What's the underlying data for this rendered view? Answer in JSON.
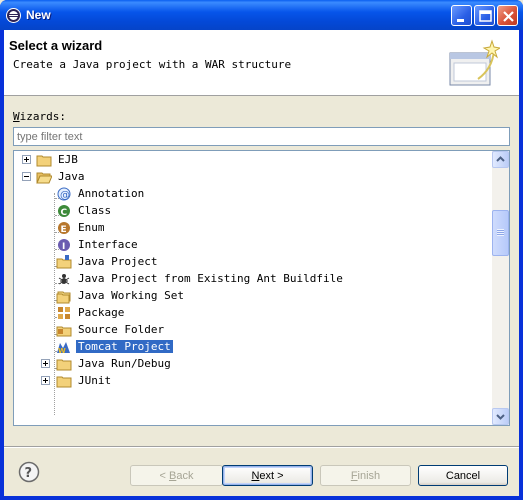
{
  "window": {
    "title": "New"
  },
  "banner": {
    "title": "Select a wizard",
    "description": "Create a Java project with a WAR structure"
  },
  "wizards_label": "Wizards:",
  "filter": {
    "placeholder": "type filter text",
    "value": ""
  },
  "tree": {
    "items": [
      {
        "label": "EJB",
        "icon": "folder-icon",
        "expanded": false,
        "depth": 0
      },
      {
        "label": "Java",
        "icon": "folder-open-icon",
        "expanded": true,
        "depth": 0
      },
      {
        "label": "Annotation",
        "icon": "annotation-icon",
        "depth": 1
      },
      {
        "label": "Class",
        "icon": "class-icon",
        "depth": 1
      },
      {
        "label": "Enum",
        "icon": "enum-icon",
        "depth": 1
      },
      {
        "label": "Interface",
        "icon": "interface-icon",
        "depth": 1
      },
      {
        "label": "Java Project",
        "icon": "java-project-icon",
        "depth": 1
      },
      {
        "label": "Java Project from Existing Ant Buildfile",
        "icon": "ant-icon",
        "depth": 1
      },
      {
        "label": "Java Working Set",
        "icon": "working-set-icon",
        "depth": 1
      },
      {
        "label": "Package",
        "icon": "package-icon",
        "depth": 1
      },
      {
        "label": "Source Folder",
        "icon": "source-folder-icon",
        "depth": 1
      },
      {
        "label": "Tomcat Project",
        "icon": "tomcat-icon",
        "depth": 1,
        "selected": true
      },
      {
        "label": "Java Run/Debug",
        "icon": "folder-icon",
        "expanded": false,
        "depth": 1
      },
      {
        "label": "JUnit",
        "icon": "folder-icon",
        "expanded": false,
        "depth": 1
      }
    ]
  },
  "buttons": {
    "back": {
      "label": "< Back",
      "mnemonic": "B",
      "enabled": false
    },
    "next": {
      "label": "Next >",
      "mnemonic": "N",
      "enabled": true
    },
    "finish": {
      "label": "Finish",
      "mnemonic": "F",
      "enabled": false
    },
    "cancel": {
      "label": "Cancel",
      "enabled": true
    }
  },
  "colors": {
    "selection": "#316ac5",
    "titlebar": "#0449d8",
    "background": "#ece9d8"
  }
}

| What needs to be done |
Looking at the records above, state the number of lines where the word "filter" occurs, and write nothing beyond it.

| Exercise output |
2